WHAT TO PRODUCE
Whenever a line below mentions the word "開発部の共有サイト", that line should be copied.

### MATERIAL PROVIDED ###

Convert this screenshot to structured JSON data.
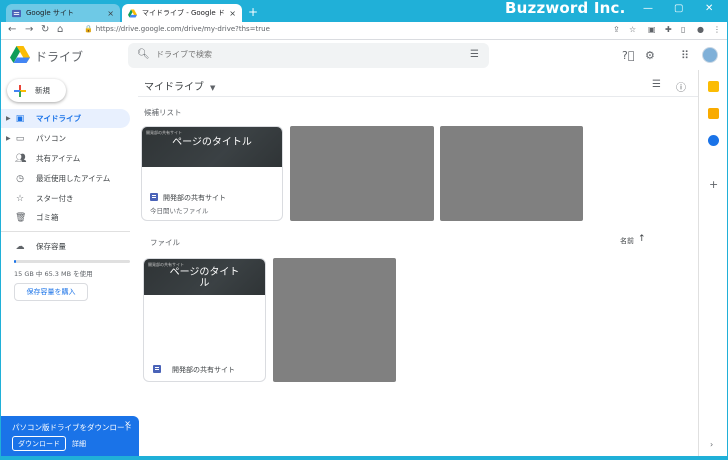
{
  "browser": {
    "tabs": [
      {
        "title": "Google サイト",
        "active": false,
        "favicon": "google-sites-icon"
      },
      {
        "title": "マイドライブ - Google ドライブ",
        "active": true,
        "favicon": "google-drive-icon"
      }
    ],
    "new_tab": "+",
    "close_tab": "×",
    "url": "https://drive.google.com/drive/my-drive?ths=true",
    "watermark": "Buzzword Inc.",
    "window_controls": {
      "minimize": "—",
      "maximize": "▢",
      "close": "✕"
    },
    "accent": "#20b0d8"
  },
  "header": {
    "product": "ドライブ",
    "search_placeholder": "ドライブで検索",
    "icons": [
      "search-icon",
      "tune-icon",
      "help-icon",
      "settings-icon",
      "apps-icon",
      "avatar"
    ]
  },
  "sidebar": {
    "new_label": "新規",
    "items": [
      {
        "label": "マイドライブ",
        "icon": "drive-icon",
        "selected": true,
        "has_arrow": true
      },
      {
        "label": "パソコン",
        "icon": "computer-icon",
        "selected": false,
        "has_arrow": true
      },
      {
        "label": "共有アイテム",
        "icon": "shared-icon",
        "selected": false,
        "has_arrow": false
      },
      {
        "label": "最近使用したアイテム",
        "icon": "clock-icon",
        "selected": false,
        "has_arrow": false
      },
      {
        "label": "スター付き",
        "icon": "star-icon",
        "selected": false,
        "has_arrow": false
      },
      {
        "label": "ゴミ箱",
        "icon": "trash-icon",
        "selected": false,
        "has_arrow": false
      }
    ],
    "storage_label": "保存容量",
    "storage_text": "15 GB 中 65.3 MB を使用",
    "storage_fraction": 0.004,
    "buy_storage": "保存容量を購入"
  },
  "promo": {
    "title": "パソコン版ドライブをダウンロード",
    "download": "ダウンロード",
    "details": "詳細",
    "close": "×"
  },
  "main": {
    "title": "マイドライブ",
    "suggested_label": "候補リスト",
    "files_label": "ファイル",
    "sort_label": "名前",
    "sort_arrow": "↑",
    "suggested_card": {
      "thumb_mini": "開発部の共有サイト",
      "thumb_title": "ページのタイトル",
      "name": "開発部の共有サイト",
      "sub": "今日開いたファイル"
    },
    "file_card": {
      "thumb_mini": "開発部の共有サイト",
      "thumb_title": "ページのタイトル",
      "name": "開発部の共有サイト"
    }
  }
}
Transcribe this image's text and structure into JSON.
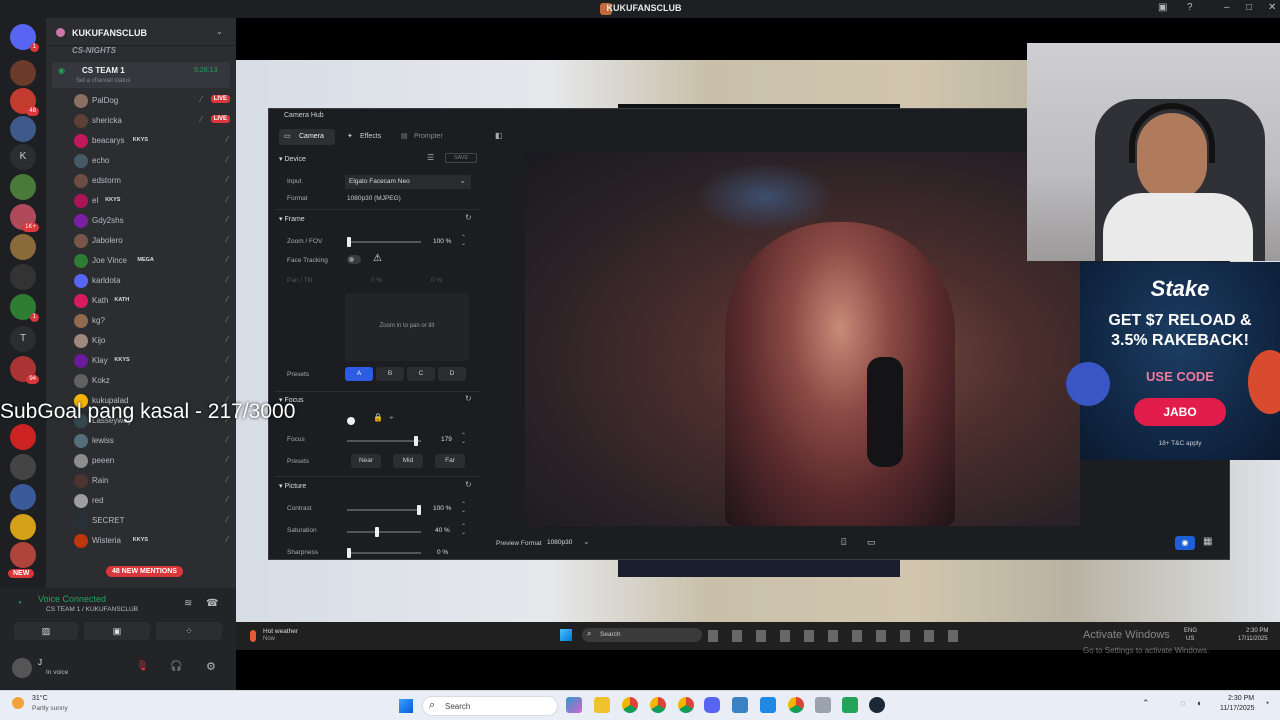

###

RESULT FOR THIS EXERCISE
      "thumb_mini": "開発部の共有サイト",
      "name": "開発部の共有サイト",
      "thumb_mini": "開発部の共有サイト",
      "name": "開発部の共有サイト"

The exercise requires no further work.